read bool

if [ $bool -eq “start”];
then
/usr/bin/mysqld_safe –defaults-file=/MySql/mysqldb/configfiles/my-2345.cnf &
echo ‘CHECKING FOR ERRORS’
cat=”$(which cat)”
path=”/MySql/mysql_db/mysql/2345/var/log/mysqld_2345.log”
err=”$cat $path|$(which grep) ERROR|$(which wc) -l”
if [$err -eq 0];
then
echo ‘NO ERRORS YIPPIE’
rm -rf /MySql/mysql_db/mysql/2345/var/log/mysqld_2345.log
elif [$err -gt 0];
then
echo ‘CHECK FOR THESE ERRORS’
$cat /MySql/mysql_db/mysql/2345/var/log/mysqld_2345.log|grep ERROR >>/MySql/mysql_db/mysql/2345/var/log/mysqld_err_2345.log
$cat /MySql/mysql_db/mysql/2345/var/log/mysqld_err_2345.log
rm -rf /MySql/mysql_db/mysql/2345/var/log/mysqld_2345.log
echo ‘RE-RUN the SCRIPT NOW IF YOU HAVE ERRORS.’

else;
echo ‘EXCEPTION ERROR !!!!!!!!!!!!!!!!!! ‘
fi
echo $?

elif [ $bool -eq “stop”];
then
count=”ps -eaf |grep mysqld|grep 2345|wc -l”
if [ $count -gt 0];
then
echo “Please Enter the MySql User. [Give the entry followed by ENTER]:- ”
read user
/usr/bin/mysqladmin –socket=/MySql/mysql_db/mysql/2345/var/lib/mysql/mysql_2345.sock –port=2345 -u$user -p shutdown
else;
echo “MYSQL PROCESS NOT RUNNING”
fi
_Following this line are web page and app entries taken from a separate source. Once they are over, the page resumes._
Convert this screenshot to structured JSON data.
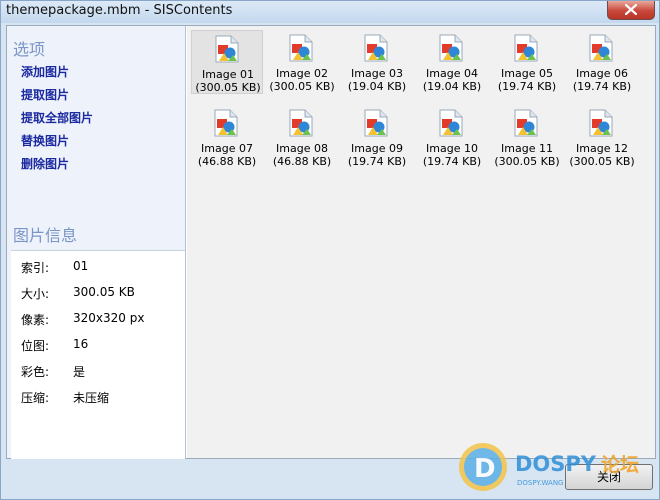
{
  "window": {
    "title": "themepackage.mbm - SISContents"
  },
  "sidebar": {
    "options_heading": "选项",
    "actions": [
      {
        "label": "添加图片"
      },
      {
        "label": "提取图片"
      },
      {
        "label": "提取全部图片"
      },
      {
        "label": "替换图片"
      },
      {
        "label": "删除图片"
      }
    ],
    "info_heading": "图片信息",
    "info": [
      {
        "key": "索引:",
        "value": "01"
      },
      {
        "key": "大小:",
        "value": "300.05 KB"
      },
      {
        "key": "像素:",
        "value": "320x320 px"
      },
      {
        "key": "位图:",
        "value": "16"
      },
      {
        "key": "彩色:",
        "value": "是"
      },
      {
        "key": "压缩:",
        "value": "未压缩"
      }
    ]
  },
  "images": [
    {
      "name": "Image 01",
      "size": "(300.05 KB)",
      "selected": true
    },
    {
      "name": "Image 02",
      "size": "(300.05 KB)"
    },
    {
      "name": "Image 03",
      "size": "(19.04 KB)"
    },
    {
      "name": "Image 04",
      "size": "(19.04 KB)"
    },
    {
      "name": "Image 05",
      "size": "(19.74 KB)"
    },
    {
      "name": "Image 06",
      "size": "(19.74 KB)"
    },
    {
      "name": "Image 07",
      "size": "(46.88 KB)"
    },
    {
      "name": "Image 08",
      "size": "(46.88 KB)"
    },
    {
      "name": "Image 09",
      "size": "(19.74 KB)"
    },
    {
      "name": "Image 10",
      "size": "(19.74 KB)"
    },
    {
      "name": "Image 11",
      "size": "(300.05 KB)"
    },
    {
      "name": "Image 12",
      "size": "(300.05 KB)"
    }
  ],
  "footer": {
    "close_label": "关闭"
  },
  "watermark": {
    "brand": "DOSPY",
    "suffix": "论坛",
    "sub": "DOSPY.WANG"
  },
  "colors": {
    "link": "#1b2aa0",
    "heading": "#7a96c8",
    "close_red": "#c8473a"
  },
  "icons": {
    "close": "close-icon",
    "image_file": "image-file-icon",
    "watermark_logo": "dospy-logo"
  }
}
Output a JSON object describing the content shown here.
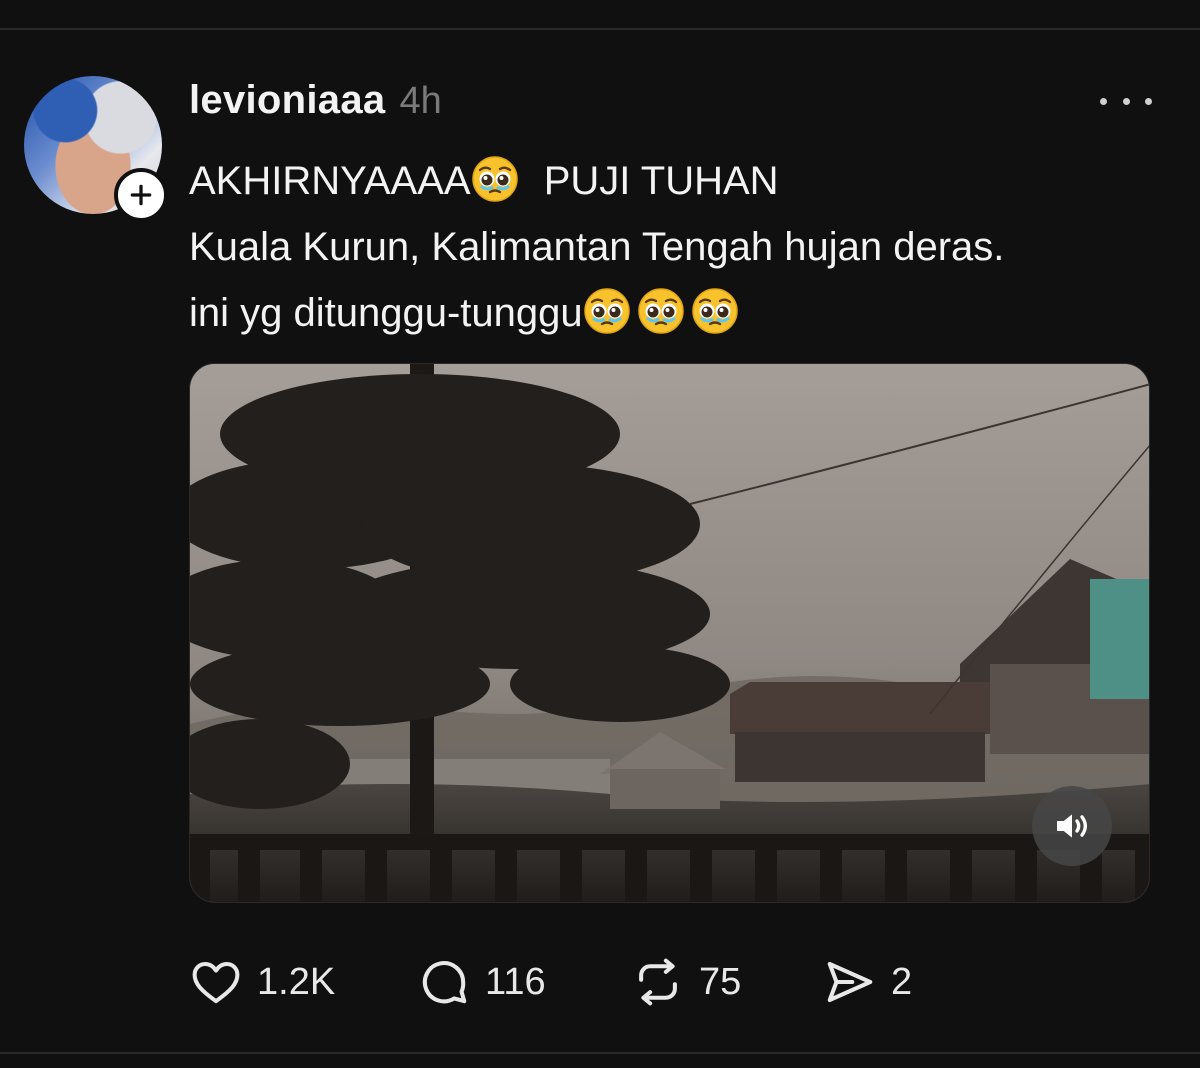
{
  "post": {
    "username": "levioniaaa",
    "time": "4h",
    "caption_lines": [
      "AKHIRNYAAAA",
      "PUJI TUHAN",
      "Kuala Kurun, Kalimantan Tengah hujan deras.",
      "ini yg ditunggu-tunggu"
    ],
    "emoji": "pleading-face-with-tears",
    "media": {
      "type": "video"
    },
    "stats": {
      "likes": "1.2K",
      "replies": "116",
      "reposts": "75",
      "shares": "2"
    }
  },
  "colors": {
    "background": "#101010",
    "text": "#f3f3f3",
    "muted": "#7a7a7a",
    "divider": "#2a2a2a"
  },
  "icons": {
    "more": "more-horizontal-icon",
    "follow": "plus-icon",
    "like": "heart-icon",
    "reply": "comment-icon",
    "repost": "repost-icon",
    "share": "send-icon",
    "sound": "volume-icon"
  }
}
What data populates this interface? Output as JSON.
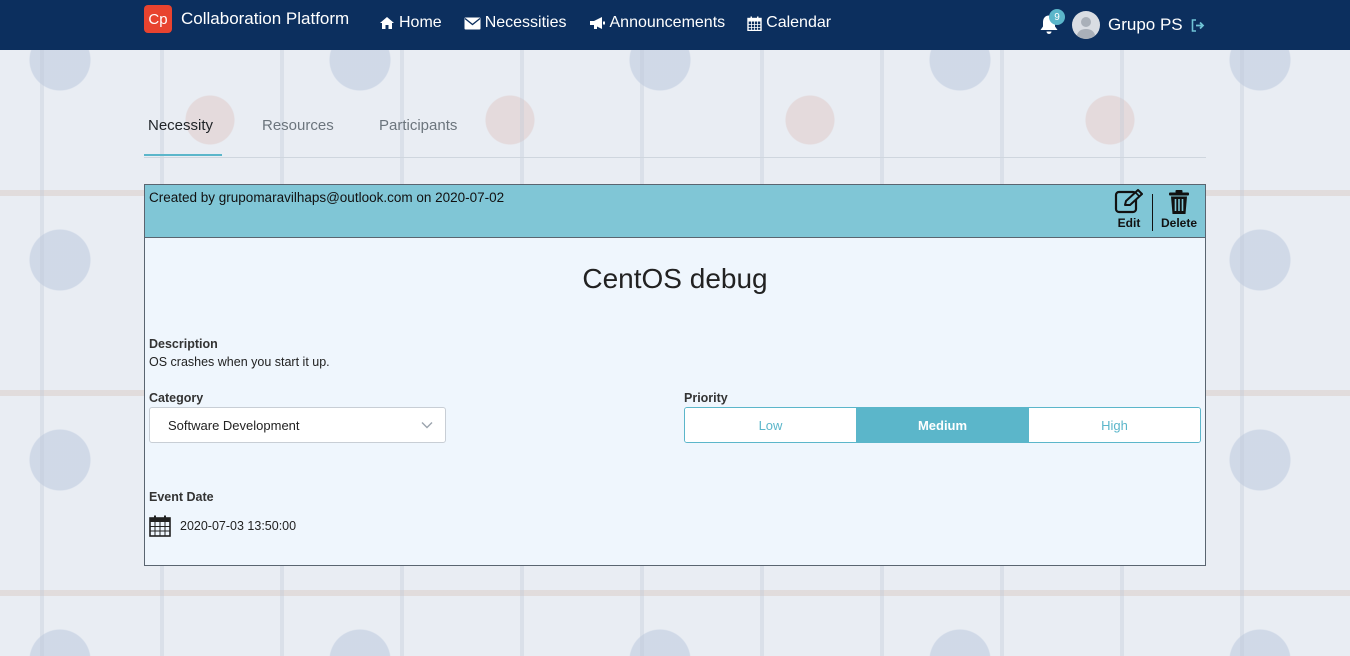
{
  "navbar": {
    "logo_text": "Cp",
    "brand": "Collaboration Platform",
    "links": [
      {
        "label": "Home",
        "icon": "home-icon"
      },
      {
        "label": "Necessities",
        "icon": "envelope-icon"
      },
      {
        "label": "Announcements",
        "icon": "bullhorn-icon"
      },
      {
        "label": "Calendar",
        "icon": "calendar-icon"
      }
    ],
    "notification_count": "9",
    "user_name": "Grupo PS"
  },
  "tabs": [
    {
      "label": "Necessity",
      "active": true
    },
    {
      "label": "Resources",
      "active": false
    },
    {
      "label": "Participants",
      "active": false
    }
  ],
  "card": {
    "created": "Created by grupomaravilhaps@outlook.com on 2020-07-02",
    "edit_label": "Edit",
    "delete_label": "Delete",
    "title": "CentOS debug",
    "description_label": "Description",
    "description": "OS crashes when you start it up.",
    "category_label": "Category",
    "category_value": "Software Development",
    "priority_label": "Priority",
    "priority_options": [
      "Low",
      "Medium",
      "High"
    ],
    "priority_selected": "Medium",
    "event_date_label": "Event Date",
    "event_date": "2020-07-03 13:50:00"
  },
  "colors": {
    "navbar": "#0c2f5e",
    "accent": "#5bb6ca",
    "card_header": "#80c6d6",
    "logo": "#e8432f"
  }
}
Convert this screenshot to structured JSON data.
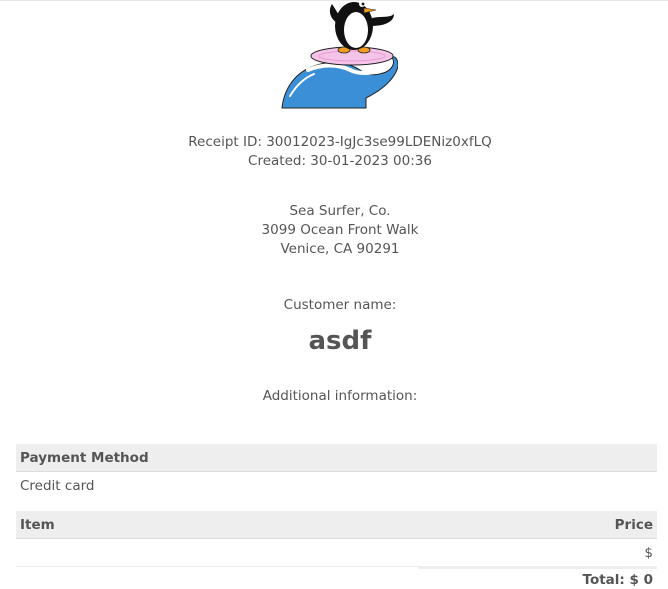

else;
echo “INVALID INPUT PLEASE TRY AGAIN”
fi

Login.sh

#!/bin/bash

##  PASSWORD CHANGE SECTION ##
echo “Do you Want to Change the password for the user ??? [Type Y or N followed by an ENTER]:- ”
read bool

if [ $bool -eq “Y”];
then
echo “Enter the User to Change the password [Type the username followed by an ENTER]:- ”
read user
echo “Enter the password for $user [Type the Password followed by an ENTER]:- ”
read password
/usr/bin/mysqladmin –socket=/MySql/mysql_db/mysql/2345/var/lib/mysql_2345.sock –port=2345 -u $user password $password
elif [ $bool -eq “N”];
then
echo “PASSWORD WILL NOT BE CHANGED”

else;
echo “Please Provide a Valid Input”
fi

## LOGIN SECTION ##
echo “Do You Want to Login to MySQL ????”
read bool1
echo “Please Enter the User:- [Type the username followed by an ENTER]:- ”
read user
echo “Please enter the password for $user [Type the Password followed by an ENTER]:- ”
read password
if [ $bool1 -eq “Y”];
then
/usr/bin/mysql -A -v –socket=/MySql/mysql_db/mysql/2345/var/lib/mysql_2345.sock –port=2345 -u$user -p$password
elif [ $bool1 -eq “N”];
then
echo “OHK FINE WILL NOT LOGIN”

else;
echo “Please Provide a Valid Input”
fi

############################################